→ **WHAT IS BEING ASKED**
The whole listing should be written out again exactly.

→ **DATASET RECORDS**
━━━━━━━━━━━━━━━━

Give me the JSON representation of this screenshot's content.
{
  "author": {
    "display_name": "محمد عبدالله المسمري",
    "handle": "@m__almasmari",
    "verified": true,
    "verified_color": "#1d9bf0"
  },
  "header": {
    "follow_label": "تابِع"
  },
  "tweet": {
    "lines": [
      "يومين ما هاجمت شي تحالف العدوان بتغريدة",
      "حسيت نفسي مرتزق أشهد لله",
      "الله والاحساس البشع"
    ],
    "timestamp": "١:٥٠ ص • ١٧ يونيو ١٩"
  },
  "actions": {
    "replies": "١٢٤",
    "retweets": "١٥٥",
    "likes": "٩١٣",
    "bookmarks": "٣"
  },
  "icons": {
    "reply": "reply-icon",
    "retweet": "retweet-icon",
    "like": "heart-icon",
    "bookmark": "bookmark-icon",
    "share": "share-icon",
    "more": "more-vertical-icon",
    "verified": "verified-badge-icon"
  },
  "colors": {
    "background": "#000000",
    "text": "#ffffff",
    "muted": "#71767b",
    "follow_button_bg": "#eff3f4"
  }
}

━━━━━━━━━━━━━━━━

→ **WORKED SOLUTION**
Give me the JSON representation of this screenshot's content.
{
  "author": {
    "display_name": "محمد عبدالله المسمري",
    "handle": "@m__almasmari",
    "verified": true,
    "verified_color": "#1d9bf0"
  },
  "header": {
    "follow_label": "تابِع"
  },
  "tweet": {
    "lines": [
      "يومين ما هاجمت شي تحالف العدوان بتغريدة",
      "حسيت نفسي مرتزق أشهد لله",
      "الله والاحساس البشع"
    ],
    "timestamp": "١:٥٠ ص • ١٧ يونيو ١٩"
  },
  "actions": {
    "replies": "١٢٤",
    "retweets": "١٥٥",
    "likes": "٩١٣",
    "bookmarks": "٣"
  },
  "icons": {
    "reply": "reply-icon",
    "retweet": "retweet-icon",
    "like": "heart-icon",
    "bookmark": "bookmark-icon",
    "share": "share-icon",
    "more": "more-vertical-icon",
    "verified": "verified-badge-icon"
  },
  "colors": {
    "background": "#000000",
    "text": "#ffffff",
    "muted": "#71767b",
    "follow_button_bg": "#eff3f4"
  }
}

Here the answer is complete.